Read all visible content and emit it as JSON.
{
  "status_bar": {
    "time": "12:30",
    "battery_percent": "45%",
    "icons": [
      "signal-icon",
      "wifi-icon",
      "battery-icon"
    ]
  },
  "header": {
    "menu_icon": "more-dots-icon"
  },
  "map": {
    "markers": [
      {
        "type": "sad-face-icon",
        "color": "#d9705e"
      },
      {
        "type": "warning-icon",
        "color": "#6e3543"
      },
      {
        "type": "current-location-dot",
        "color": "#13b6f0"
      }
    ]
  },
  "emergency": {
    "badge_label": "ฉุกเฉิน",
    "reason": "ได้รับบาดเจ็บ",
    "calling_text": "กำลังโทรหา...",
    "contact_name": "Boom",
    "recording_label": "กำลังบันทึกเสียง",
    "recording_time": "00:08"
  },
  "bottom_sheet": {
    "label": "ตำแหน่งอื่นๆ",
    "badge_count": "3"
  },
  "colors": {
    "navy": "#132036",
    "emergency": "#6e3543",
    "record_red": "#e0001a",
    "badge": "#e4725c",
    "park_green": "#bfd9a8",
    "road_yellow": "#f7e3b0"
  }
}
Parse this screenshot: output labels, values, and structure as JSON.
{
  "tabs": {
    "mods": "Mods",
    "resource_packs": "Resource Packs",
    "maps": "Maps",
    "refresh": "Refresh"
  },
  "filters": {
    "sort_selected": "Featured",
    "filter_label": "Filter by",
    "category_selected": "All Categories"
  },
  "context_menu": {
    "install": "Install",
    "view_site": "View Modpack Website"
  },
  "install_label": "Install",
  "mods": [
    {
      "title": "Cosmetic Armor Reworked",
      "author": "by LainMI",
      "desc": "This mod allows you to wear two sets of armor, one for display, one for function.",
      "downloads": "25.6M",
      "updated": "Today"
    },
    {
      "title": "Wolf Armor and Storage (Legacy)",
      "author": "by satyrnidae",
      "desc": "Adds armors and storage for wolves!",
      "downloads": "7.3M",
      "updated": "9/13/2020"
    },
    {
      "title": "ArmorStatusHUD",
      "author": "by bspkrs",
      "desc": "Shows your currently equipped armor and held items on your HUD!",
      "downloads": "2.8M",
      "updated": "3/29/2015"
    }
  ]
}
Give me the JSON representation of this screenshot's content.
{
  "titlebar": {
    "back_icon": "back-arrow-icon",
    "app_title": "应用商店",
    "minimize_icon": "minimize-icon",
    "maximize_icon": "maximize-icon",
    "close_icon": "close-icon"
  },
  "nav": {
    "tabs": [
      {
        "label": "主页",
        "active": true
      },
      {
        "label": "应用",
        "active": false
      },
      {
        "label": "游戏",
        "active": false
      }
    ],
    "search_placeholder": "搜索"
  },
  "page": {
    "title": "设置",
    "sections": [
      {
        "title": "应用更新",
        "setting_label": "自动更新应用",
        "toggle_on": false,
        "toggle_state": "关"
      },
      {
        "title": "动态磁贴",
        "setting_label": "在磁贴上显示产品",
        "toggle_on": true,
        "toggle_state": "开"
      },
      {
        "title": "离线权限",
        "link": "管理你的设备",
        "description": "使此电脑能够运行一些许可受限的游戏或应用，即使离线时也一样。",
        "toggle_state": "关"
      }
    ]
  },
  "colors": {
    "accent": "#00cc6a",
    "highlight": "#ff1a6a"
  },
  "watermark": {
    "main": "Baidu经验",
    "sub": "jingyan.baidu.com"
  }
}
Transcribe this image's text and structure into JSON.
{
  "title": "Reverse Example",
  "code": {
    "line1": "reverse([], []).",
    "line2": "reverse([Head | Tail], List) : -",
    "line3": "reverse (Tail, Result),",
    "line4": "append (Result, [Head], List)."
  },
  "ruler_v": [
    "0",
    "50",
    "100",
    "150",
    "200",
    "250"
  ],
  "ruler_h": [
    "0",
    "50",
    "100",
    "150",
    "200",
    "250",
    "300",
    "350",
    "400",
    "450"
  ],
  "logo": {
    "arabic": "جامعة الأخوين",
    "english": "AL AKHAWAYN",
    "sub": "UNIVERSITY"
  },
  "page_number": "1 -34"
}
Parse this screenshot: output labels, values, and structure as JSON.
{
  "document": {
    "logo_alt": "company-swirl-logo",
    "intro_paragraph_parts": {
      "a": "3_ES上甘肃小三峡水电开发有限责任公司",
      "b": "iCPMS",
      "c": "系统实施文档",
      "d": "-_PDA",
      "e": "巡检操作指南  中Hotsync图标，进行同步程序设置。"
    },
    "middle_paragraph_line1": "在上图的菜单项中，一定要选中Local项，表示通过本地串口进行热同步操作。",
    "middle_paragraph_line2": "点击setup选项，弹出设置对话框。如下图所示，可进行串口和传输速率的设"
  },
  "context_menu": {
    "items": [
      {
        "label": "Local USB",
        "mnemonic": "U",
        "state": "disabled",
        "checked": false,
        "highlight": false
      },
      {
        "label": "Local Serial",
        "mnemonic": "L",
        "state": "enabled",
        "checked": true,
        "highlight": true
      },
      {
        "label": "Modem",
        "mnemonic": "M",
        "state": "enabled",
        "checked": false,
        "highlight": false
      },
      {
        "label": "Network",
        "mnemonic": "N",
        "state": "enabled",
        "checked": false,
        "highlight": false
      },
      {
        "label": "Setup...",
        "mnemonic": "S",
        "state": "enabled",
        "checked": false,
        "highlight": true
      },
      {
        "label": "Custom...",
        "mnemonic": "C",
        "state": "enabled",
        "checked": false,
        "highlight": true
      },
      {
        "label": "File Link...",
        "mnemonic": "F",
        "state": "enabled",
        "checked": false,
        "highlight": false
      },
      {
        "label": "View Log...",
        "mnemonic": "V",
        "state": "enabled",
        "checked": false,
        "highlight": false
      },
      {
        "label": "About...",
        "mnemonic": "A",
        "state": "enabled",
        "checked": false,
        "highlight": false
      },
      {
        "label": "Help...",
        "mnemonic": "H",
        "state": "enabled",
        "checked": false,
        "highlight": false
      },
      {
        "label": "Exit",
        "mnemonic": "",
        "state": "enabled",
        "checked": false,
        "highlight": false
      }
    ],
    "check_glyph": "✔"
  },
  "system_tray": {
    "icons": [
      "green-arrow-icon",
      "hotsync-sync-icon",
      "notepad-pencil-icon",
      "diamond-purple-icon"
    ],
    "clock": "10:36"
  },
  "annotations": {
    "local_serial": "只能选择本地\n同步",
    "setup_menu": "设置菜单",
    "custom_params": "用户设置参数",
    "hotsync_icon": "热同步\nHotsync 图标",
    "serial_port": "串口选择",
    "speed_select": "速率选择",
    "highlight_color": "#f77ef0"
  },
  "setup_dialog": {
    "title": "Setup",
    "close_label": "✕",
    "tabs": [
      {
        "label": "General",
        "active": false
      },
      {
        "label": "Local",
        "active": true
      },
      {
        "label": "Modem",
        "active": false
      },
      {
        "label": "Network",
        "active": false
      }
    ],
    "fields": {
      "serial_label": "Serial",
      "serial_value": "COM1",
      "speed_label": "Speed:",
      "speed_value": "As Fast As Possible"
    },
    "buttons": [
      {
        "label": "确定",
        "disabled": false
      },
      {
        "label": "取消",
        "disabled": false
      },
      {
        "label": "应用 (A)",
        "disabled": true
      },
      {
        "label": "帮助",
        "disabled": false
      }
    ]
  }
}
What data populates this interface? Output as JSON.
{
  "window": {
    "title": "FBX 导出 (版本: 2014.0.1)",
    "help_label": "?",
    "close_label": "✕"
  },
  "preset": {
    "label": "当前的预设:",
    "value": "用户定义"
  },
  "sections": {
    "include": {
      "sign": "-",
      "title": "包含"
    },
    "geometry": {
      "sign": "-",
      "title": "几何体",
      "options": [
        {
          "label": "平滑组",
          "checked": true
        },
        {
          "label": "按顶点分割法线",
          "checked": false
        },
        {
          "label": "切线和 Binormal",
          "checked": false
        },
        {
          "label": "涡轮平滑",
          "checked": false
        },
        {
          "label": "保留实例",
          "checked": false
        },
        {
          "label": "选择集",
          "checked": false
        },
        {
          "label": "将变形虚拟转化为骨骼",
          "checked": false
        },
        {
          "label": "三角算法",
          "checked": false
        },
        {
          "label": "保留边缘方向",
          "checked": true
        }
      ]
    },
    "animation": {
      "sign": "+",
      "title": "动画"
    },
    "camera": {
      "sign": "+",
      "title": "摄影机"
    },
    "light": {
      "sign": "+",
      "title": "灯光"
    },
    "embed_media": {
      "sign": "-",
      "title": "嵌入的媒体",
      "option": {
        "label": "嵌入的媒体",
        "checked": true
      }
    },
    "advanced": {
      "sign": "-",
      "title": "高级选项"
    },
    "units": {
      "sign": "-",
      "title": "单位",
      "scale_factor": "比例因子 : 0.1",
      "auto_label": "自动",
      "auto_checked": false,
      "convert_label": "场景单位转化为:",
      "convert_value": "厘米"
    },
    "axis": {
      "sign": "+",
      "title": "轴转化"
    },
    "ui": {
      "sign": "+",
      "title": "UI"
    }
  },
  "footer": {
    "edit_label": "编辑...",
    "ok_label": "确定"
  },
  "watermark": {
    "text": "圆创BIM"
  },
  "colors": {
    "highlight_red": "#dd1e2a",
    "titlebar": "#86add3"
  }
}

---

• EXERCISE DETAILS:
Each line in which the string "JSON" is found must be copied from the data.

• RESULT FOR THIS EXERCISE:
Read all visible content and emit it as JSON.
Parse this screenshot: output labels, values, and structure as JSON.
Give me the JSON representation of this screenshot's content.
Transcribe this image's text and structure into JSON.
Parse this screenshot: output labels, values, and structure as JSON.
What data populates this interface? Output as JSON.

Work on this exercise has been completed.